If I could feel any pressure it would be my own, and this does not enable me to react to your pressure as it comes towards me. I remember when you were teaching your "stop Chi-Sao", which really made me think. If it is really the case that the direction of a movement can be changed at any point of a movement sequence, this represents a great advantage over somebody who is unaware of these points. At my level this means that instead of using Bong-Wu as in the student programme, I can respond with a weight shift and Jum-Sao from the wooden dummy form. That is one point I have identified, but how many of these points do you know? And how many variations of these, plus the defences to them, are there in addition?
I ask myself whether Chi-Sao is not actually a sticking-arms exercise, but rather concerns being able to release oneself whenever I like, at any point whatsoever. There are far more unanswered questions than answers. Perhaps the reaction to the pressure is already too late, and the reaction to the contact not yet soon enough? If I already feel muscle contraction, this is a tactile perception of a stimulus to which I do not react directly, but rather anticipate and follow with a completely different action. Tactile anticipation, so to speak.
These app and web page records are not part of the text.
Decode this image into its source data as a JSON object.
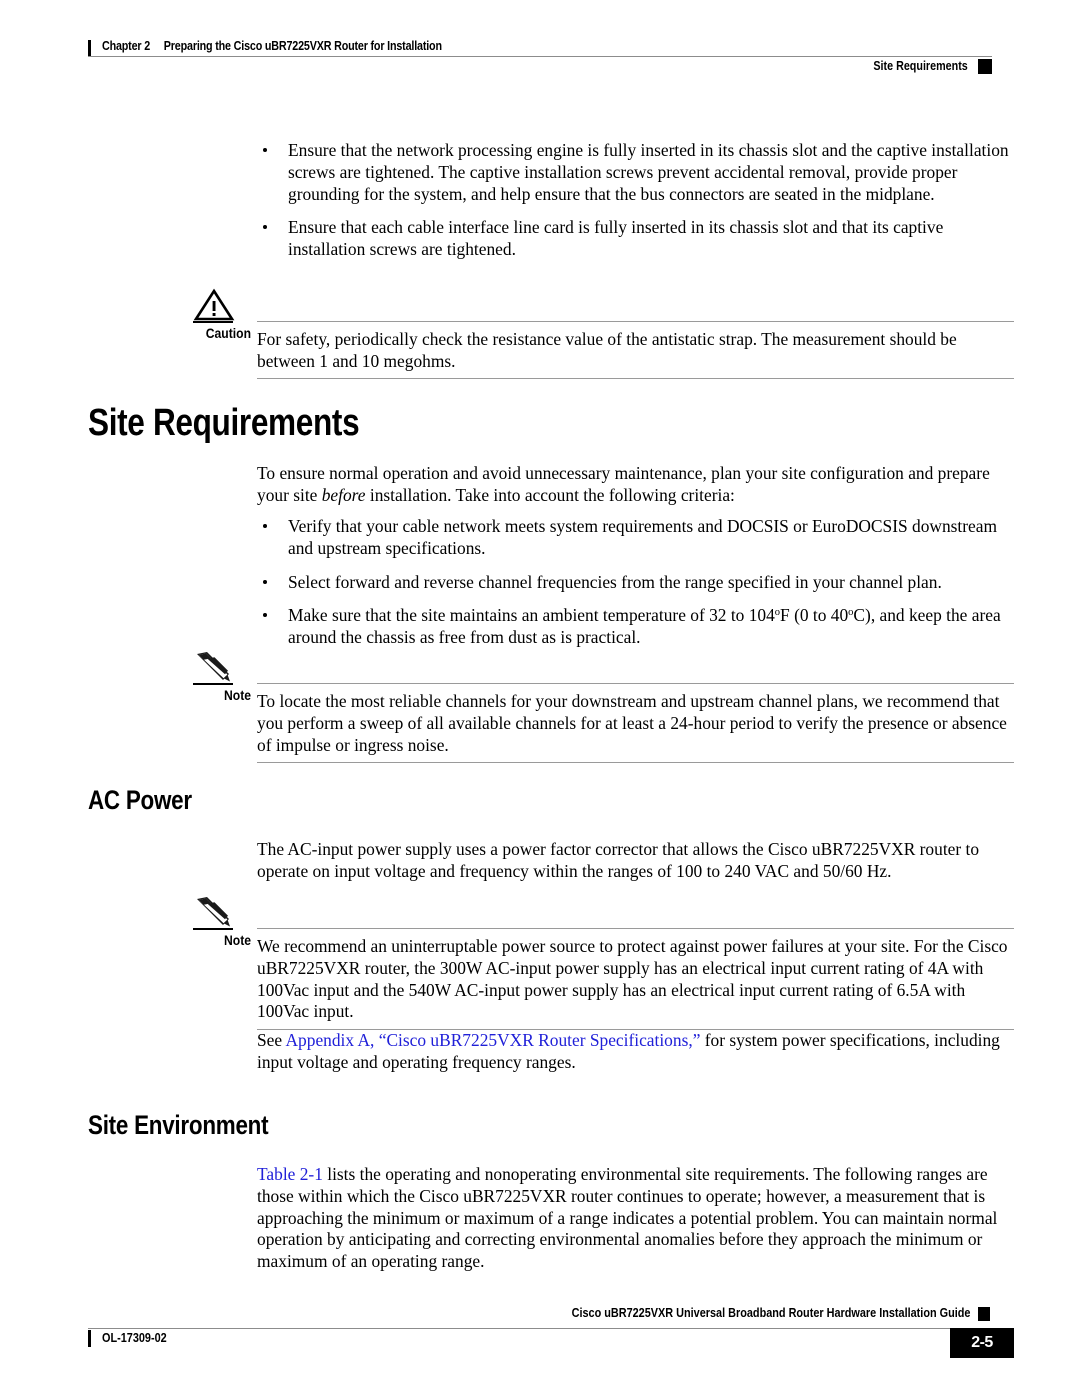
{
  "header": {
    "chapter_number": "Chapter 2",
    "chapter_title": "Preparing the Cisco uBR7225VXR Router for Installation",
    "running_head": "Site Requirements"
  },
  "intro_bullets": [
    "Ensure that the network processing engine is fully inserted in its chassis slot and the captive installation screws are tightened. The captive installation screws prevent accidental removal, provide proper grounding for the system, and help ensure that the bus connectors are seated in the midplane.",
    "Ensure that each cable interface line card is fully inserted in its chassis slot and that its captive installation screws are tightened."
  ],
  "caution": {
    "label": "Caution",
    "icon": "warning-triangle-icon",
    "text": "For safety, periodically check the resistance value of the antistatic strap. The measurement should be between 1 and 10 megohms."
  },
  "site_requirements": {
    "heading": "Site Requirements",
    "intro_part1": "To ensure normal operation and avoid unnecessary maintenance, plan your site configuration and prepare your site ",
    "intro_italic": "before",
    "intro_part2": " installation. Take into account the following criteria:",
    "bullets": [
      {
        "text": "Verify that your cable network meets system requirements and DOCSIS or EuroDOCSIS downstream and upstream specifications."
      },
      {
        "text": "Select forward and reverse channel frequencies from the range specified in your channel plan."
      },
      {
        "pre": "Make sure that the site maintains an ambient temperature of 32 to 104",
        "deg1": "o",
        "mid": "F (0 to 40",
        "deg2": "o",
        "post": "C), and keep the area around the chassis as free from dust as is practical."
      }
    ],
    "note": {
      "label": "Note",
      "icon": "pencil-icon",
      "text": "To locate the most reliable channels for your downstream and upstream channel plans, we recommend that you perform a sweep of all available channels for at least a 24-hour period to verify the presence or absence of impulse or ingress noise."
    }
  },
  "ac_power": {
    "heading": "AC Power",
    "paragraph": "The AC-input power supply uses a power factor corrector that allows the Cisco uBR7225VXR router to operate on input voltage and frequency within the ranges of 100 to 240 VAC and 50/60 Hz.",
    "note": {
      "label": "Note",
      "icon": "pencil-icon",
      "text": "We recommend an uninterruptable power source to protect against power failures at your site. For the Cisco uBR7225VXR router, the 300W AC-input power supply has an electrical input current rating of 4A with 100Vac input and the 540W AC-input power supply has an electrical input current rating of 6.5A with 100Vac input."
    },
    "see_pre": "See ",
    "see_link": "Appendix A, “Cisco uBR7225VXR Router Specifications,”",
    "see_post": " for system power specifications, including input voltage and operating frequency ranges."
  },
  "site_environment": {
    "heading": "Site Environment",
    "link": "Table 2-1",
    "paragraph": " lists the operating and nonoperating environmental site requirements. The following ranges are those within which the Cisco uBR7225VXR router continues to operate; however, a measurement that is approaching the minimum or maximum of a range indicates a potential problem. You can maintain normal operation by anticipating and correcting environmental anomalies before they approach the minimum or maximum of an operating range."
  },
  "footer": {
    "guide_title": "Cisco uBR7225VXR Universal Broadband Router Hardware Installation Guide",
    "doc_id": "OL-17309-02",
    "page_number": "2-5"
  },
  "colors": {
    "link": "#2020d8",
    "rule": "#8c8c8c",
    "text": "#000000"
  }
}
When you are teaching me I am constantly engaged in reacting. Somebody who acts does not need to react.
When I teach the new programmes, particularly those from the last seminar, many students and also instructors have a problem with the positioning of the arms. They do not see that the position with both arms forward is actually nothing but Man-Sao Wu-Sao with a double Man-Sao. What the attacker sees as the seemingly unprotected area in the centre tempts him to attack there. But they understand the way in which the bodyweight is shifted even less, and how can they if it comes from the LDBK programme. 
Despite my repeated attempts to show and explain this to my instructors, they have the impression that this is not the WT it was before. They are wary of using the wider wedge with Tan or Fook. But then, how can one explain something one only barely understands oneself. At any rate, the programme is becoming increasingly clear for me.
If the visual stimulus is an anticipation of the decision to attack, the next stage is tactile anticipation or even intuition. You once said that even the thought is punishable. Only then does the conventional Chi-Sao reaction to the pressure follow.
As the transition from the free phase to the contact phase is something of a shock, it is very difficult to respond flexibly at once. One might compare this with water: it gives way at very close range, but can be as hard as concrete under fast acceleration. Our arms act similarly when impacted by the opponent’s arm. Not forgetting the effects of adrenalin, i.e. tense muscles and tunnel vision.
For me this possibly provides a key to understanding the wooden dummy programme. Despite my rigid arms, this allows me to go around the opponent’s arms to avoid the attack or launch my own attack. That is how you once explained it at one of the T4 seminars, or at least that is how I understood it.
In my own view the Chi-Sao sections continue to be very important, as they are always a guiding theme to which I can refer when I am teaching. I think that if the reflexes were taught in isolation, this would certainly have a beneficial effect on self-defence capability in some respects. However, I think that WingTsun would suffer without these two-man exercises. After all, music or language are not limited to a small number of frequently practiced phrases or melodies.
I hope you have been able to follow my thoughts to some extent. I could certainly have written some of this in more detail, but it is not long to the end of the month.
Perhaps you will have a few answers for me during our next lesson, or will correct the odd wrong idea.
Naturally I do not mind if you publish what I have written, or extracts.

Thorsten de Fries, 2nd TG